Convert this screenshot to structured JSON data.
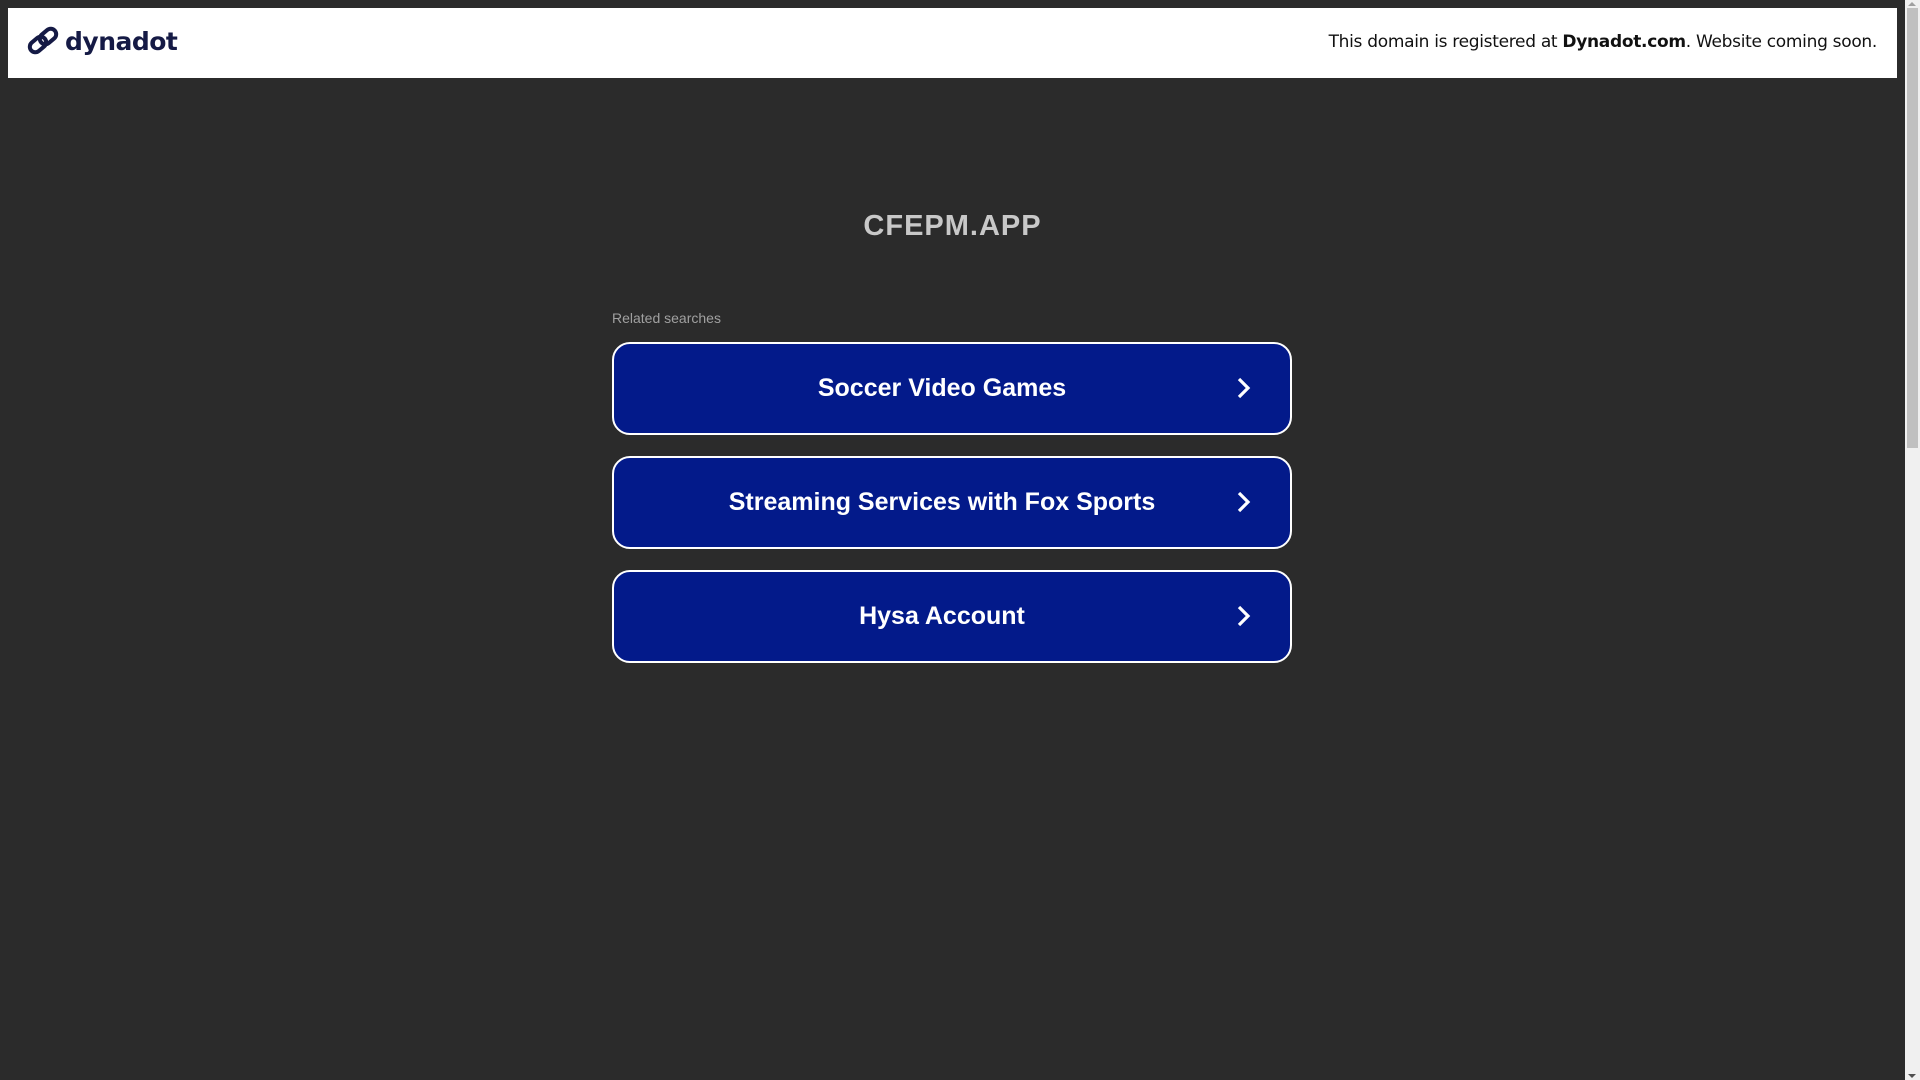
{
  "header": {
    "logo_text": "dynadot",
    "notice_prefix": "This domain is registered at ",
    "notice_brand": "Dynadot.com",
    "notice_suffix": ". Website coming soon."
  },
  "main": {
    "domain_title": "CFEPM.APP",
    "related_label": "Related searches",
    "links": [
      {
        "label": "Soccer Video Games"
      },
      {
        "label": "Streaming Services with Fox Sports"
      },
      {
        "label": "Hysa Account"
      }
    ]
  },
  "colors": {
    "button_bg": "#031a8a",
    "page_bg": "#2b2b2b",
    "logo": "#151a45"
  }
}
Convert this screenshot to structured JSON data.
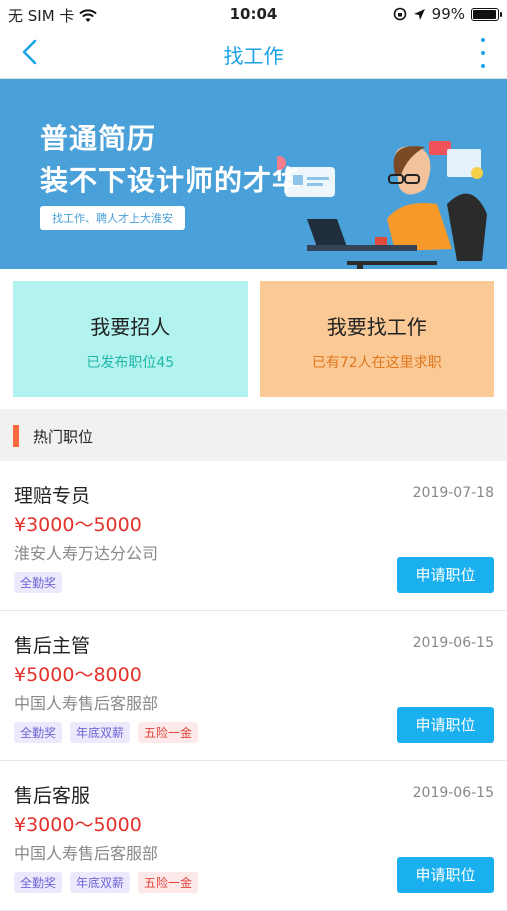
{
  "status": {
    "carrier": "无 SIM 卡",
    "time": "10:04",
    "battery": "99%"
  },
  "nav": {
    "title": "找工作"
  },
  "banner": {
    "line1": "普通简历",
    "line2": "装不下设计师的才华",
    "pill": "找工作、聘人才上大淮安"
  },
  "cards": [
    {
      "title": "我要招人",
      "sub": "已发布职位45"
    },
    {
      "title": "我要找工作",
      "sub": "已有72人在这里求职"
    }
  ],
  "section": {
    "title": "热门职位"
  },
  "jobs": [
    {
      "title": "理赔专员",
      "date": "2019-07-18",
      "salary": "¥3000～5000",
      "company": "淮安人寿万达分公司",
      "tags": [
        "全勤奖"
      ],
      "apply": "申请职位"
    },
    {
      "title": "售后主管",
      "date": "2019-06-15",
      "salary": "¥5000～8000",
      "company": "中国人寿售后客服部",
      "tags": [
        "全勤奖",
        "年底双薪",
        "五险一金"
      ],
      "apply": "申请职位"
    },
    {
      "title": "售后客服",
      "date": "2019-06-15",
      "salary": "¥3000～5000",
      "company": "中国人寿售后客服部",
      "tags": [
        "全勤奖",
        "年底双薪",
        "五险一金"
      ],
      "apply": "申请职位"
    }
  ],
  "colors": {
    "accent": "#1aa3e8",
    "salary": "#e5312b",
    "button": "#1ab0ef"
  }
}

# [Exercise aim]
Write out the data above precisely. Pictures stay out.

# [Exercise result]
Convert this screenshot to structured JSON data.
{
  "header": {
    "logo_text": "dynadot",
    "notice_prefix": "This domain is registered at ",
    "notice_brand": "Dynadot.com",
    "notice_suffix": ". Website coming soon."
  },
  "main": {
    "domain_title": "CFEPM.APP",
    "related_label": "Related searches",
    "links": [
      {
        "label": "Soccer Video Games"
      },
      {
        "label": "Streaming Services with Fox Sports"
      },
      {
        "label": "Hysa Account"
      }
    ]
  },
  "colors": {
    "button_bg": "#031a8a",
    "page_bg": "#2b2b2b",
    "logo": "#151a45"
  }
}
Convert this screenshot to structured JSON data.
{
  "status": {
    "carrier": "无 SIM 卡",
    "time": "10:04",
    "battery": "99%"
  },
  "nav": {
    "title": "找工作"
  },
  "banner": {
    "line1": "普通简历",
    "line2": "装不下设计师的才华",
    "pill": "找工作、聘人才上大淮安"
  },
  "cards": [
    {
      "title": "我要招人",
      "sub": "已发布职位45"
    },
    {
      "title": "我要找工作",
      "sub": "已有72人在这里求职"
    }
  ],
  "section": {
    "title": "热门职位"
  },
  "jobs": [
    {
      "title": "理赔专员",
      "date": "2019-07-18",
      "salary": "¥3000～5000",
      "company": "淮安人寿万达分公司",
      "tags": [
        "全勤奖"
      ],
      "apply": "申请职位"
    },
    {
      "title": "售后主管",
      "date": "2019-06-15",
      "salary": "¥5000～8000",
      "company": "中国人寿售后客服部",
      "tags": [
        "全勤奖",
        "年底双薪",
        "五险一金"
      ],
      "apply": "申请职位"
    },
    {
      "title": "售后客服",
      "date": "2019-06-15",
      "salary": "¥3000～5000",
      "company": "中国人寿售后客服部",
      "tags": [
        "全勤奖",
        "年底双薪",
        "五险一金"
      ],
      "apply": "申请职位"
    }
  ],
  "colors": {
    "accent": "#1aa3e8",
    "salary": "#e5312b",
    "button": "#1ab0ef"
  }
}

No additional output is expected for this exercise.